John Guthrie Place is named after local author John Brodie.

Born in Paeroa in 1905, John arrived at New Plymouth Boys' High School in the fifth form. An all-rounder, in 1921 he was a prefect, half back for the First XV and wicket keeper for the First XI.

John left for Canterbury College with a Taranaki scholarship. He earned a university blue for rugby in 1925. Later he toured Australia in the New Zealand Universities team.  Unfortunately an injury led to the amputation of his right leg. 

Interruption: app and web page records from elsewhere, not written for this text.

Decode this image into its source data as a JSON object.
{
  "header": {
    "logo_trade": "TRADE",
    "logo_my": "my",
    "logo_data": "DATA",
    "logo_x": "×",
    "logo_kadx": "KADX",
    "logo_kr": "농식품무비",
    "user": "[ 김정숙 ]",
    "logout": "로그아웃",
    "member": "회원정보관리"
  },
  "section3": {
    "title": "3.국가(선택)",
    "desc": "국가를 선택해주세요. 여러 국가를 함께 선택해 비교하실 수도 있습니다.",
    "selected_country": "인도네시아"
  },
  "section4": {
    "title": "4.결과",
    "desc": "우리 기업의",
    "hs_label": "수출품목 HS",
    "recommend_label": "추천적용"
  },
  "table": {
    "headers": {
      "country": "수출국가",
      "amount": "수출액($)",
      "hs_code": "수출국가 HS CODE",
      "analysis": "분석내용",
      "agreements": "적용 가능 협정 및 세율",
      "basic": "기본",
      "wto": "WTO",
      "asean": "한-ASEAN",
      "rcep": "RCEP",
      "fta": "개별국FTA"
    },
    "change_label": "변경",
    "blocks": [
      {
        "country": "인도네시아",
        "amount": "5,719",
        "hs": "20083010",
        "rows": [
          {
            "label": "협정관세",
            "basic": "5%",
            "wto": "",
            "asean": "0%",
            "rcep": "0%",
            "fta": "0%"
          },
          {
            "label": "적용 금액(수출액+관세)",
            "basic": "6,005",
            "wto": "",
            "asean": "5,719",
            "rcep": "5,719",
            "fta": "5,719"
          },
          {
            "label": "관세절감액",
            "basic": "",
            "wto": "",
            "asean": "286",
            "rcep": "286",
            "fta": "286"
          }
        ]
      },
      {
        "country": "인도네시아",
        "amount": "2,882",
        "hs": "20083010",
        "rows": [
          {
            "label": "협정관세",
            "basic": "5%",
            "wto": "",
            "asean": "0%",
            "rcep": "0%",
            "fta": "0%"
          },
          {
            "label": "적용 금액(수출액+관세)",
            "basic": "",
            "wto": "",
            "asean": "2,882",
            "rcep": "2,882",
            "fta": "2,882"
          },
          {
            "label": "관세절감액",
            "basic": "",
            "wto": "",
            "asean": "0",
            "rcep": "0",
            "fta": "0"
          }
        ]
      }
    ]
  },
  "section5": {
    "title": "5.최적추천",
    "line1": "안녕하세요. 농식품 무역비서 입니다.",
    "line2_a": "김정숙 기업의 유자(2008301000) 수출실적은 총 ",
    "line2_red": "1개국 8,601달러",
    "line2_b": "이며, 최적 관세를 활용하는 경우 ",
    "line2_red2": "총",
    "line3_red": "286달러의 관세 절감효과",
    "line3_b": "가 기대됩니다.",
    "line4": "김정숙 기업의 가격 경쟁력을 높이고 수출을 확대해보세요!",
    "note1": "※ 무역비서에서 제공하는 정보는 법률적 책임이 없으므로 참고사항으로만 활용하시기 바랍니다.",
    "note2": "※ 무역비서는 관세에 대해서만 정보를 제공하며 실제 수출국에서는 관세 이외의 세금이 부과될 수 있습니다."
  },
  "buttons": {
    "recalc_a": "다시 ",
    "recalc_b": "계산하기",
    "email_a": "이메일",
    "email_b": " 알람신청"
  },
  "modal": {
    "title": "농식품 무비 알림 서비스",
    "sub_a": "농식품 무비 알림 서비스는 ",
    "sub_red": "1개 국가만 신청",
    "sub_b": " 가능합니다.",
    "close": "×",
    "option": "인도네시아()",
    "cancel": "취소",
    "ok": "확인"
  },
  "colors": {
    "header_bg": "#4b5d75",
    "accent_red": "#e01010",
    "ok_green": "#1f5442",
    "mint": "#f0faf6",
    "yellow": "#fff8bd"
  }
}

After the operation John recuperated at home in Belt Road, writing his first novel, The Little Country under the pen name John Guthrie. The story, published in 1935, is set in a barely disguised New Plymouth.

Its citizens recognise that any failure to acknowledge the praiseworthy features of Paradise Bay, and place them in their correct categories reveals "a flaw in the visitor's powers of discernment". Its native park, for instance, is the Finest in the Southern Hemisphere, and its mountain, for its symmetry and solitary majesty, is the Finest in the World. "And possibly the people of Paradise Bay are right".

Alan Mulgan, later editor of the Listener, wrote to him, "So you are John Guthrie", praising the writer for the first New Zealand novel to show any humour.

John reported for the Taranaki Daily News and served as editor of the Taranaki Herald before leaving for England in 1935. In 1939 he enlisted in the Royal Air Force, becoming an expert on night fighter tactics.

In 1954 his novel The Seekers was filmed at Pinewoods Studios and on location in New Zealand.

He married Elinor Roddam, a US citizen, in 1952. After visiting family in 1954, John died on the return journey to England and was buried at sea. In his memory, Elinor donated a portrait which hung in the New Plymouth Carnegie Library for 40 years. Later his sister, Lady Mary Matthews, took it to Tūpare. 

Although citizens of New Plymouth tried to associate characters with individuals of the city, John asserted that "No author lifts people from real life".

This story was originally published in the Taranaki Daily News.

Please do not reproduce these images without permission from Puke Ariki. 
Contact us for more information or you can order images online here.